§ Task instructions
For the entries below, say how many lines include the word "have" and add nothing else.

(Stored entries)
+ + + + + + +

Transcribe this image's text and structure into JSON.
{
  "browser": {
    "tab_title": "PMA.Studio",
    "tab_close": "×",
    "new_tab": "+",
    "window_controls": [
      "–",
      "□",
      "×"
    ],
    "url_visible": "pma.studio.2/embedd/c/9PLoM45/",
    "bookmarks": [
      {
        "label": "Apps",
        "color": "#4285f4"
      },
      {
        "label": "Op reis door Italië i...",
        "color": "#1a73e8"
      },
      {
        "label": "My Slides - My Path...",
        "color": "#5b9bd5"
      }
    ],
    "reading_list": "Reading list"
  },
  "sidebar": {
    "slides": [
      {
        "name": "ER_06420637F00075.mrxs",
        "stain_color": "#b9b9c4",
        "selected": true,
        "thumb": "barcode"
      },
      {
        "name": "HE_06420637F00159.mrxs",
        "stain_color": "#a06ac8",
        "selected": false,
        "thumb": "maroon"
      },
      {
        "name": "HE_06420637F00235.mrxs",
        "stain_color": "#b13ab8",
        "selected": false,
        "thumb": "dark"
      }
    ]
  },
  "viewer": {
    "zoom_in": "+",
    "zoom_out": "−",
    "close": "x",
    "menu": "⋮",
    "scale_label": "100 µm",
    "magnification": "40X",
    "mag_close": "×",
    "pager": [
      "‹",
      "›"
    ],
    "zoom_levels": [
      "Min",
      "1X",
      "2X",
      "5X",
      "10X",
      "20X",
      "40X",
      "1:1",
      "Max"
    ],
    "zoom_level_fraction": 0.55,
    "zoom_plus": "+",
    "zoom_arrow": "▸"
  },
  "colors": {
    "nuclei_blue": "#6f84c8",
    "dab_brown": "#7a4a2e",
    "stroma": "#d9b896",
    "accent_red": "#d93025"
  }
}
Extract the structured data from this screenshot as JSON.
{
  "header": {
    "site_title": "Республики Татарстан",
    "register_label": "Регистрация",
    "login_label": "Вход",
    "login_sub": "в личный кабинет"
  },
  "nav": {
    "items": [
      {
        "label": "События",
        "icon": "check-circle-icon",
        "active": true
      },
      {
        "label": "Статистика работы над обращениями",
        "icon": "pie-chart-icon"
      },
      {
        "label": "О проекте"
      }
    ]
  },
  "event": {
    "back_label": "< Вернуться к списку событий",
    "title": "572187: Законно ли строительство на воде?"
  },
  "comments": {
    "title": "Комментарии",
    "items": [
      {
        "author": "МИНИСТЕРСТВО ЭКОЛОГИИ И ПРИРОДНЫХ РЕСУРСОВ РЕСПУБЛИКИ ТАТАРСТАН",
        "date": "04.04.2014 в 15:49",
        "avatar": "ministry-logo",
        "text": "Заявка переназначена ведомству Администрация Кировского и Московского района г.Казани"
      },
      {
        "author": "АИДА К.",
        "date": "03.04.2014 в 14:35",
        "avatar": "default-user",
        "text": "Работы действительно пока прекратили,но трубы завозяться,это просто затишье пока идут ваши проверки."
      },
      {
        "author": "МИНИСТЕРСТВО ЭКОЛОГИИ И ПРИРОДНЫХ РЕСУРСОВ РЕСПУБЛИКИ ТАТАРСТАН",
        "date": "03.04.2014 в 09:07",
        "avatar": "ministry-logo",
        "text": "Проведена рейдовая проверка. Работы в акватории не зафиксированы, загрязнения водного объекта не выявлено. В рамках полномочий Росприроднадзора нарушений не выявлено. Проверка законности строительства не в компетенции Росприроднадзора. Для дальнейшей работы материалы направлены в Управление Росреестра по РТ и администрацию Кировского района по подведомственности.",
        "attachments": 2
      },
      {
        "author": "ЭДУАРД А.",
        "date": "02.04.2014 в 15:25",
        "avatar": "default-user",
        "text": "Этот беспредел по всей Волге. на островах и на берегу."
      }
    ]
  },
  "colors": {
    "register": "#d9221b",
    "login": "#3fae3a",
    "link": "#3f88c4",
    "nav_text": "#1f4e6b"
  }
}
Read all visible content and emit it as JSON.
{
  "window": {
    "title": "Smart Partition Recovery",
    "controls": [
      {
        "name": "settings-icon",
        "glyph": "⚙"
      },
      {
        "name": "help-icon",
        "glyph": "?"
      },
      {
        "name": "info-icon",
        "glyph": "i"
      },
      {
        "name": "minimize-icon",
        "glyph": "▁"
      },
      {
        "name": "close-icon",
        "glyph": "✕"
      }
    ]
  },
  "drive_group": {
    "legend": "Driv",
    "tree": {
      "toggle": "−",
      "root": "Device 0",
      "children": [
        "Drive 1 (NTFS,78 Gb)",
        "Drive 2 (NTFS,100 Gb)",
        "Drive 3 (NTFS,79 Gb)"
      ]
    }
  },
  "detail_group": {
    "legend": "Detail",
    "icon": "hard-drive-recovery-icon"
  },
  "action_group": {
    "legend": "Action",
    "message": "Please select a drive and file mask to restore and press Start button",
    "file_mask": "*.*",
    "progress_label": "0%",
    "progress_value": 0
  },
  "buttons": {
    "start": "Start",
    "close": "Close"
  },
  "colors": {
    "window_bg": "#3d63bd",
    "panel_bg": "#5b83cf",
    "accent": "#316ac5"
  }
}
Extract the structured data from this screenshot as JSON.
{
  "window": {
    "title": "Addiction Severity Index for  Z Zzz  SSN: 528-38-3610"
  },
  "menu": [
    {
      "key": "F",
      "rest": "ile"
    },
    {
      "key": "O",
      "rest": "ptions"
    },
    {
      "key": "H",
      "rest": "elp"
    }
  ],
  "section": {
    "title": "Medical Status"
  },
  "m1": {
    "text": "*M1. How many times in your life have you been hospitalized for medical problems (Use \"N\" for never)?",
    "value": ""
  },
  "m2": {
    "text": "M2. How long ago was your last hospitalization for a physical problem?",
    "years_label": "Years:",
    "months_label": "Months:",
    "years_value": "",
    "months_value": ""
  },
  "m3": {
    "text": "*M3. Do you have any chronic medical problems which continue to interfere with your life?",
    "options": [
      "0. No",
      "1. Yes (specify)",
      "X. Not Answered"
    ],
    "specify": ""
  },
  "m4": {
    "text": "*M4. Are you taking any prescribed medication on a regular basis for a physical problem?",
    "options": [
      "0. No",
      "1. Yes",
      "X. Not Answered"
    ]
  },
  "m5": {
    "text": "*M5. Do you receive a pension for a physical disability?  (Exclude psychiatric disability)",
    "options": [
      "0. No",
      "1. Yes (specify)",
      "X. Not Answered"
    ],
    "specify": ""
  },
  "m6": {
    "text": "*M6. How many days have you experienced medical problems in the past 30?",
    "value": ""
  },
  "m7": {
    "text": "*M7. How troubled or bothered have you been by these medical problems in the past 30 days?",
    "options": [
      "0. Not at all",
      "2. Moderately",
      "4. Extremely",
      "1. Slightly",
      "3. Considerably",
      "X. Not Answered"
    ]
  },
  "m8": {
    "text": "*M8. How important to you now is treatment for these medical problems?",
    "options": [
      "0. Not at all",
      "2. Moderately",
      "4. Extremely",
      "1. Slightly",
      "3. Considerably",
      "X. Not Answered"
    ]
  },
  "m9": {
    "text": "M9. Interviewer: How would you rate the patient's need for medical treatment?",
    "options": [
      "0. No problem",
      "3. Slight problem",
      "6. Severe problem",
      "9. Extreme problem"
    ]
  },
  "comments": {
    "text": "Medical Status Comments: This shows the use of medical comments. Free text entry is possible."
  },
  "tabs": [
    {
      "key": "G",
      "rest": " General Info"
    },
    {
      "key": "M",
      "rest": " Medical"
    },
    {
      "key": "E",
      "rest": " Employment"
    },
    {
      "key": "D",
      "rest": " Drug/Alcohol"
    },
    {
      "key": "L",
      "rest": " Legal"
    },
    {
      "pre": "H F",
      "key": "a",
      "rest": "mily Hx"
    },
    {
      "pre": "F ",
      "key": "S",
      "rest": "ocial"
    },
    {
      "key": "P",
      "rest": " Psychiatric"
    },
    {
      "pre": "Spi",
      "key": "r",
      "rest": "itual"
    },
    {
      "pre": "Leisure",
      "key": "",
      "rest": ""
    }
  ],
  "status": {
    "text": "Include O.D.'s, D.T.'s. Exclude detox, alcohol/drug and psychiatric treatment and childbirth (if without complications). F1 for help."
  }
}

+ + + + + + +

§ Task result
4